trouble. They were white communi
ties, which wanted the labor of the
East Indian, but did not want him as
It is claimed that there was and is
no question of that kind in the case
of the four Crown colonies selected
as areas for the new settlement
scheme. They each possess already
large and prosperous Indian com
munities Their industry is tropical
and depends on Asiatic labor, which
they have been accustomed to obtain
from India without any sense of
grievance on either side.
Laborers who enlist under the new
plan will serve a probationary period
of three years' employment in their
new homeland before being invited to
become landholders. During this
probationary period of employment
lncr envernment supervision, th"
will be trained and fitted for the new
conditions of life, at the same time af
fording the colonj the benefit of their
On first arrival the immigrant will
work for six months under selected
emplovers He will then be free to

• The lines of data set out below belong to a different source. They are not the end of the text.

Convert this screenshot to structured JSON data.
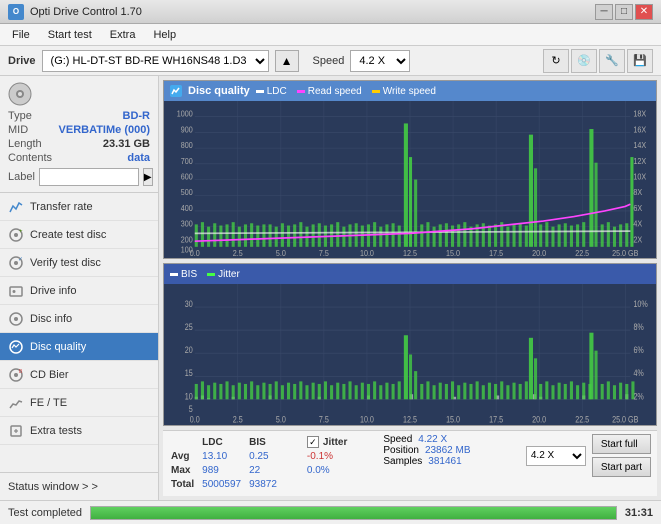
{
  "app": {
    "title": "Opti Drive Control 1.70",
    "icon_label": "ODC"
  },
  "titlebar": {
    "minimize_label": "─",
    "maximize_label": "□",
    "close_label": "✕"
  },
  "menubar": {
    "items": [
      "File",
      "Start test",
      "Extra",
      "Help"
    ]
  },
  "drivebar": {
    "drive_label": "Drive",
    "drive_value": "(G:)  HL-DT-ST BD-RE  WH16NS48 1.D3",
    "speed_label": "Speed",
    "speed_value": "4.2 X"
  },
  "disc": {
    "type_label": "Type",
    "type_value": "BD-R",
    "mid_label": "MID",
    "mid_value": "VERBATIMe (000)",
    "length_label": "Length",
    "length_value": "23.31 GB",
    "contents_label": "Contents",
    "contents_value": "data",
    "label_label": "Label",
    "label_placeholder": ""
  },
  "nav": {
    "items": [
      {
        "id": "transfer-rate",
        "label": "Transfer rate",
        "icon": "chart-icon"
      },
      {
        "id": "create-test-disc",
        "label": "Create test disc",
        "icon": "disc-create-icon"
      },
      {
        "id": "verify-test-disc",
        "label": "Verify test disc",
        "icon": "disc-verify-icon"
      },
      {
        "id": "drive-info",
        "label": "Drive info",
        "icon": "drive-icon"
      },
      {
        "id": "disc-info",
        "label": "Disc info",
        "icon": "disc-info-icon"
      },
      {
        "id": "disc-quality",
        "label": "Disc quality",
        "icon": "disc-quality-icon",
        "active": true
      },
      {
        "id": "cd-bier",
        "label": "CD Bier",
        "icon": "cd-icon"
      },
      {
        "id": "fe-te",
        "label": "FE / TE",
        "icon": "fe-icon"
      },
      {
        "id": "extra-tests",
        "label": "Extra tests",
        "icon": "extra-icon"
      }
    ],
    "status_window": "Status window > >"
  },
  "chart_top": {
    "title": "Disc quality",
    "legends": [
      {
        "label": "LDC",
        "color": "#ffffff"
      },
      {
        "label": "Read speed",
        "color": "#ff44ff"
      },
      {
        "label": "Write speed",
        "color": "#ffcc00"
      }
    ],
    "y_axis_left": [
      "1000",
      "900",
      "800",
      "700",
      "600",
      "500",
      "400",
      "300",
      "200",
      "100"
    ],
    "y_axis_right": [
      "18X",
      "16X",
      "14X",
      "12X",
      "10X",
      "8X",
      "6X",
      "4X",
      "2X"
    ],
    "x_axis": [
      "0.0",
      "2.5",
      "5.0",
      "7.5",
      "10.0",
      "12.5",
      "15.0",
      "17.5",
      "20.0",
      "22.5",
      "25.0 GB"
    ]
  },
  "chart_bottom": {
    "legends": [
      {
        "label": "BIS",
        "color": "#ffffff"
      },
      {
        "label": "Jitter",
        "color": "#44ff44"
      }
    ],
    "y_axis_left": [
      "30",
      "25",
      "20",
      "15",
      "10",
      "5"
    ],
    "y_axis_right": [
      "10%",
      "8%",
      "6%",
      "4%",
      "2%"
    ],
    "x_axis": [
      "0.0",
      "2.5",
      "5.0",
      "7.5",
      "10.0",
      "12.5",
      "15.0",
      "17.5",
      "20.0",
      "22.5",
      "25.0 GB"
    ]
  },
  "stats": {
    "headers": [
      "",
      "LDC",
      "BIS",
      "",
      "Jitter",
      "Speed",
      ""
    ],
    "avg_label": "Avg",
    "avg_ldc": "13.10",
    "avg_bis": "0.25",
    "avg_jitter": "-0.1%",
    "max_label": "Max",
    "max_ldc": "989",
    "max_bis": "22",
    "max_jitter": "0.0%",
    "total_label": "Total",
    "total_ldc": "5000597",
    "total_bis": "93872",
    "speed_label": "Speed",
    "speed_value": "4.22 X",
    "position_label": "Position",
    "position_value": "23862 MB",
    "samples_label": "Samples",
    "samples_value": "381461",
    "speed_select": "4.2 X",
    "start_full": "Start full",
    "start_part": "Start part",
    "jitter_checked": true,
    "jitter_label": "Jitter"
  },
  "statusbar": {
    "status_text": "Test completed",
    "progress": 100,
    "time": "31:31"
  }
}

move from one employer to another
at a month's notice, being encouraged
to work for the ensuing two and a
naif j ears in agricultural Industries
by the offer of numerous benefits sub
sequently as a colonist. At no time
will he be under any indenture of con
tract, the relation between him and
his employer being exactly the same
A Senior Pin
Do you wear one?
ill If not, why not?
Senior Pin 1918
Official Size $2.00
With the Safety Clasp; you can't lose it.
LOST AND FOUND
LOST A Delta Delta Delta pin set with'
diamond, with guard, lost Frldiy night
Finder phone 10CG. Reward. M-12'
TEACHERS WANTED i
FOR our varied calls. Many war vacacles. '
Missouri Teachers' Agency, Klrksvllle.
WANTED A roommate for young man
student. 707 Missouri Ave. Phone 037
FOR RENT Space in Campus barber i
shop for pirty who would want to make
school expese. R-Stf '
WANTED Table boarders, 1301 Kelser.
phone Ili7-Whltc. G-Otf
eALTMOC avCnuE 0 Twtirot STRUT
eu Fireproof Pgonvr
S J. Witaore Jojcpt ' Rl
"I Wouldn't Take
UT wouldn't take a
for the book, sir. Every pic
ture on every page stirs a
whole drama of memories."
r I HAT quotation isthees-
timate a man still
young puts upon his photo
graphic memory book. With
each advancing year the book be
comes still more treasured until at
length it is the priceless record of a
YOU can start your Memory
Book today. The Ideal Mem
ory Book is ideal for you1"
memories in picture and print. The
big gold seal of the University on
the front cover and the University
colors on the fly leaf bind you to
college days. The pages open per
fectly flat. The Ideal is loose leaf,
and extensible. You car re-arrange
the leaves to your heart's content. You can
add leaves to take care of all records.
QTART your memory book today. Don'-t
waste memories. They are a big asset
of the future.
Ask for the Ideal
Profits to You
Miss Myrtle Stedman
Star of the Movies Appearing In Person
in "Fires of Rebellion"
"Secrets ola Beauty Parlor"
Coming Friday and Saturday, ENID BENNETT
in "The Girl Glory"
Matinee Daily 3 P. M.
Buy them right from the Green Houses. Not cut' till ordered.
Attractive Corsages. We can decorate for any occasion.
All orders rilled from Flowers cut from our large green houses.
No orders too large for us to handle
Come out to our plant and see those beautiful Roses, Car
nations, Etc. A visit will be entertaining as well as instructive.
'i' W.AfW.'fKUHJyv"1'"1' - T-W-'ilVLj.iikttJB
Maf ll .. m .'m ' - 'TlfcAJJl Ti. .-a !' MMmm JnBM
COLUMBIA FLORAL COMPANY
Phone 920 50,000 Feet Under Glass West Blvd. and Ash St.